"He feels like he feels himself losing on the issues. Every single policy proposal that we've adopted and presented to the American public has been overwhelmingly popular." @AOC pic.twitter.com/b8zdRuJZ6A
— Hardball (@hardball) February 6, 2019
That’s exactly right. Specifically, proposals that AOC, Elizabeth Warren, and Bernie Sanders have recently put forth (AOC wants to tax dollars earned above $10 million per year at 70 percent, Warren proposed a 2 percent annual tax on assets above $50 million, rising to 3 percent on those lucky few with assets above $1 billion, and Sanders wants to reform the estate tax so that the wealthiest inheritors pay more than they do under current law, thanks to Trump) are proving to be quite popular with voters. Trump’s signature economic policy achievement, cutting taxes on the wealthiest Americans, is far, far less popular—polling break even at best.

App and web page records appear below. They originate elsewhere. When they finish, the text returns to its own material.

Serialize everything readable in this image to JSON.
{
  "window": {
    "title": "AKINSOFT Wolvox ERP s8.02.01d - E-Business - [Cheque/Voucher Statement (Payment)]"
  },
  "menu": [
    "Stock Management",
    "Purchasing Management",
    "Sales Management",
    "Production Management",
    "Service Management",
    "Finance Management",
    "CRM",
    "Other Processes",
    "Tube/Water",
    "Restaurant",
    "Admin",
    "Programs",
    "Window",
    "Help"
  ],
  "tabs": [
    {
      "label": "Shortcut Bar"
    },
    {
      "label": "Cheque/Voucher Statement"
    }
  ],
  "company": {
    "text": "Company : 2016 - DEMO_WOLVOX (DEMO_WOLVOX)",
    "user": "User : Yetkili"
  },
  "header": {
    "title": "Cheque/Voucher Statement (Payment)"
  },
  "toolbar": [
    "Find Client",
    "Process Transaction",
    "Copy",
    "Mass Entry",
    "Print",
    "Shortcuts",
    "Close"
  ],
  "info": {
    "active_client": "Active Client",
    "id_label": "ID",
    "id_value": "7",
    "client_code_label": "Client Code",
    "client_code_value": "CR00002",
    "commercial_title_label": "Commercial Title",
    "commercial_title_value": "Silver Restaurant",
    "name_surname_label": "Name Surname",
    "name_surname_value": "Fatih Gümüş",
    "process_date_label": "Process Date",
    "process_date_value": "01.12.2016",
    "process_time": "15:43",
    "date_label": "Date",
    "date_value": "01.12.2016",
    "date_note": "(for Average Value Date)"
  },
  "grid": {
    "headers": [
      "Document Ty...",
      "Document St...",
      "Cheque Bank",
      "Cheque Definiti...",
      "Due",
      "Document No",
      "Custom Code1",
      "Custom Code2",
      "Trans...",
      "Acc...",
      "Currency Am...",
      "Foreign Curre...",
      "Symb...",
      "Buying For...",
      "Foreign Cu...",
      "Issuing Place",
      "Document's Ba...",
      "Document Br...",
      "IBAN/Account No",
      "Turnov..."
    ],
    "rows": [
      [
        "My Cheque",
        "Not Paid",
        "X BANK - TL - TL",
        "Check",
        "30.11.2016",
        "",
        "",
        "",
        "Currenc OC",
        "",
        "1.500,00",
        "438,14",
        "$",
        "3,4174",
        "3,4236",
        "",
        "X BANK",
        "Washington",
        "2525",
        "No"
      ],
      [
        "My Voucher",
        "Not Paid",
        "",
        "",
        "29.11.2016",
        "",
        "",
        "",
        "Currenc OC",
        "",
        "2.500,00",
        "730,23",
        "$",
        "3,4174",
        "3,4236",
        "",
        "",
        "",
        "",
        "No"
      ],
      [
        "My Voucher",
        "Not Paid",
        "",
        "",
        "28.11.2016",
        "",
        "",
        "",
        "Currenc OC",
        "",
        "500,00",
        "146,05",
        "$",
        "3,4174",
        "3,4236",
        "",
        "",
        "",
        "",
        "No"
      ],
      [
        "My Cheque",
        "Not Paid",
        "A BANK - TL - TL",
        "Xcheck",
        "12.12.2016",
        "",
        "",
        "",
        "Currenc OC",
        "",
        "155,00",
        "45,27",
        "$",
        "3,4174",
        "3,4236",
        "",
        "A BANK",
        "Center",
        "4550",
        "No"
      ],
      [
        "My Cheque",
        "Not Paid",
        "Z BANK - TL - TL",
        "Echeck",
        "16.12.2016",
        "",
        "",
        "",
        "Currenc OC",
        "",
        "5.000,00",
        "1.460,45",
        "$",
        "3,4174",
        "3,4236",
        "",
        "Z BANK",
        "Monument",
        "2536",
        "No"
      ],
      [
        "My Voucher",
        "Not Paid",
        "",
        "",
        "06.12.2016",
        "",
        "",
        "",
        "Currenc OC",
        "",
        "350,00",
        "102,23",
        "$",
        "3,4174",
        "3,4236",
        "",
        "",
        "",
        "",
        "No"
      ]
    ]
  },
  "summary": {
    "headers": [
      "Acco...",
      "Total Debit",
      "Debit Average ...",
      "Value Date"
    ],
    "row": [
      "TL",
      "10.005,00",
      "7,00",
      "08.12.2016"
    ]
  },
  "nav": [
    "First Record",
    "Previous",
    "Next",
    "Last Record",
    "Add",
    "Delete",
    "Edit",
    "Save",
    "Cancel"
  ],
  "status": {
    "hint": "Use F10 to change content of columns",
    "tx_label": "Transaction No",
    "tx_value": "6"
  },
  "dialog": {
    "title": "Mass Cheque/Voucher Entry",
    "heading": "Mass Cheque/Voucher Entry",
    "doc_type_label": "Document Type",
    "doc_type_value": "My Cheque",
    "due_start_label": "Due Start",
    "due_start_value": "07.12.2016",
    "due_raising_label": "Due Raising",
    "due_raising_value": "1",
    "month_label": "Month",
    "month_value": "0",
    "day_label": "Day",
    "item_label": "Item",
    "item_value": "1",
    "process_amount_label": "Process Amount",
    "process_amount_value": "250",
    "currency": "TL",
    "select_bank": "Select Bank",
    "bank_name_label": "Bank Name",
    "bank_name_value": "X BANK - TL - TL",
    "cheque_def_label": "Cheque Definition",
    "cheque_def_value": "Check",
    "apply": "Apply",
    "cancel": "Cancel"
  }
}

Beyond polling, if Trump’s rantings and ravings about socialism become the centerpiece of the 2020 campaign, think for a second what that would mean. It would mean talking about things like tax rates, health care, wealth inequality, and other pocketbook issues that strongly resemble the kinds of topics Democrats ran and won on across the country last November. If Donald Trump wants to have a debate over the appropriate role of government in our country’s economy and the economic lives of Americans, any Democratic nominee would be quite happy to oblige him.
For example, although he’s not running for president, Sen. Brian Schatz provided the perfect template for how Democrats can respond if Trump does indeed proceed down this path:
I’m not a socialist. But I believe that every American deserves health care. I also believe that college should be debt free, and that America must lead boldly on climate change. That doesn’t mean I want America to be Venezuela. It means I want America to be America.
— Brian Schatz (@brianschatz) February 8, 2019
The American people know that Republican economic policies favor the 1 percent, while Democratic policies aim to help the 99 percent. On health care, Republicans want to strip away the protections and security offered by Obamacare (and have enacted policies that have driven premiums up) while Democrats, whatever their disagreements, want to preserve and enhance those protections.
On taxes and so-called ‘fiscal responsibility,’ Republicans are, incredibly, blowing up the deficit during a long-running economic expansion—begun under President Obama and thanks to Democratic policies that stimulated our economy—by doing something as unproductive as handing billions of dollars to people at the tippy-top, and to corporations that are doing anything but providing the pay raises Trump said they would.
In summary, it looks like Mr. Popular Vote Loser is going to campaign like it’s the middle of the Cold War. This strategy is not likely to get much traction outside those who remember hiding under their desks to protect them from a nuclear attack. Let’s only hope he sticks with it right up to Election Day.
Ian Reifowitz is the author of The Tribalization of Politics: How Rush Limbaugh’s Race-Baiting Rhetoric on the Obama Presidency Paved the Way for Trump (forthcoming in May 2019).